Letters from and to Walter Nisbet from a variety of correspondents

Scope and Content

(i) Letter from Richard Coker, Nevis, 15 July 1765

(ii) Letter from Ellis Yonge to Nisbet, 5 August 1766. Refers to accusations against father and son, to the son's vindication (which is not preserved) and to the proprietors' resolutions to trust him as manager. Directions about the Nevis estate

(iii) Letter from Nisbet regarding "appraisement" of Lady Stapleton's estate at Nevis - buildings, negroes, stock; also concerning the supply of mules, 1766-1767

(iv) Copy letter from Nisbet, James Street, London to Lady Stapleton, 5 October 1772. Serious reflections upon John Nelson's attention to duty, more especially to his neglect of Nevis.

(v) Letters (27) from Nisbet (Walter and James) to Mrs Stapleton and Ellis Yonge, 1783-1791. Nisbet writes of the dishonest management of the estates by Robinson and Hutton and praises Daniell before being severaly critical of him and his expenditure. Occasionally, there are illuminating references to the state of trade - the import of smuggled French sugar, the French occupation of Nevis and St. Kitts which came to an end on 6 January 1784. Between 1785 and 1791, Nisbet wants to rise higher than a mere planter and becomes a collector with the West Indian customs. Also, expresses an interest to become a Lieutenant-Governor. On 23 May 1788 he describes at some length the devastation done by the borer - its causes, its propogation and incidence; its boding complete disaster to the sugar plantations. Then come his own experiments in growing cotton and his further plant o keeping his best lands in rattoon canes and grow cotton in the poorer. He waxes indignant over the misrepresentations of slavery and declares the lower classes of Nevis are as happily situated as the lower class of poeple in England and infinitely superior to the same class in Scotland, Ireland or Wales. He confesses to a desire to see the African trade properly regulated but shudders at the idea of total abolition. In May 1788 he is bent on leaving Nevis in order to give a change of climate to his surviving child, he having already lost two on the island.

Administrative / Biographical History

Walter Nisbet was the son of Walter Nisbet who managed the Nevis estate from 1745 to 1752. The elder Nisbet died before 15 July 1765, for on that date a letter was indited at Nevis by a Richard Coker, tenant of a neighbouring estate, who made very serious accusations against the Nisbet management. Coker's opinion of the younger Nisbet is equally unflattering : unsteady, umpetuous, insolent to men older than himself, of doubtful morals - had he not spirited away a young slave from Coker's estate ? We are told also that the young man was hardly of age and had lately returned to Nevis from a country school in Scotland.

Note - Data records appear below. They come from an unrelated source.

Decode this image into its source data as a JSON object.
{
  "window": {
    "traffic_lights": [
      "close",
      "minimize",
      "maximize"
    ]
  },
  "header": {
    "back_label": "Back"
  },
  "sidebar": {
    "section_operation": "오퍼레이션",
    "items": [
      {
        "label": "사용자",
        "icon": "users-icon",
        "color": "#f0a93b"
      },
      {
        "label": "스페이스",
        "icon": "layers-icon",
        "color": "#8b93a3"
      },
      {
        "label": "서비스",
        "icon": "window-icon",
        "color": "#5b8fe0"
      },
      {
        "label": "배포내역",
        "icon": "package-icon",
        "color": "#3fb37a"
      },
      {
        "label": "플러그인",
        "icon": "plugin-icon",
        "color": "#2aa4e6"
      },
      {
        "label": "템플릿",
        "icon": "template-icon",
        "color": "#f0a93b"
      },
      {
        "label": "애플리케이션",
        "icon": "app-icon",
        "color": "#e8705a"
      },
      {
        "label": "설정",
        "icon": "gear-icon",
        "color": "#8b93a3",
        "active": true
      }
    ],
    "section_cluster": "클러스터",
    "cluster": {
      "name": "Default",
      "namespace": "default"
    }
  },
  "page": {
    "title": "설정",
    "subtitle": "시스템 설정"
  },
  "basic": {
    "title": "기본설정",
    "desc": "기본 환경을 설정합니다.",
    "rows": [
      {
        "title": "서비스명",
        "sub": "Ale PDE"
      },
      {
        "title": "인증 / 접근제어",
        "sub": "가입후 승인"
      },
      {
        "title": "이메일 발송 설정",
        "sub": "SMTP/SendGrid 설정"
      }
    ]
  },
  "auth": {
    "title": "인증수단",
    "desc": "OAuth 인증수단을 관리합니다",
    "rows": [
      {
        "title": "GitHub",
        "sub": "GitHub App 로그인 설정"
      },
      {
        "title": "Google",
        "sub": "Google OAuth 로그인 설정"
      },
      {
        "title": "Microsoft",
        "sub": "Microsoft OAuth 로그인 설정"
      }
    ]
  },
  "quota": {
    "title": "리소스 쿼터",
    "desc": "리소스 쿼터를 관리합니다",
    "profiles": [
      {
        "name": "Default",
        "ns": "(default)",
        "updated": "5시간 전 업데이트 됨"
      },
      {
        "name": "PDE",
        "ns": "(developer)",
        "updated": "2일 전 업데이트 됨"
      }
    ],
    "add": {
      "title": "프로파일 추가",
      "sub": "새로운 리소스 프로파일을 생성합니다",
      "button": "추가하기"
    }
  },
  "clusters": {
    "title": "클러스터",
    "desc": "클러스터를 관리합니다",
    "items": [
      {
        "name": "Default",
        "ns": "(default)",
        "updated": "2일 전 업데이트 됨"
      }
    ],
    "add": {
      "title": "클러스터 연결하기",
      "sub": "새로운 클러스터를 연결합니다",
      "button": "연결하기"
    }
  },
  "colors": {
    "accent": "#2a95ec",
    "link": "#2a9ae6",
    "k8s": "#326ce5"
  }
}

It must be added that Coker was himself an applicant for the managership in succession to the older Nisbet - so these indictments must be taken with a good grain of salt.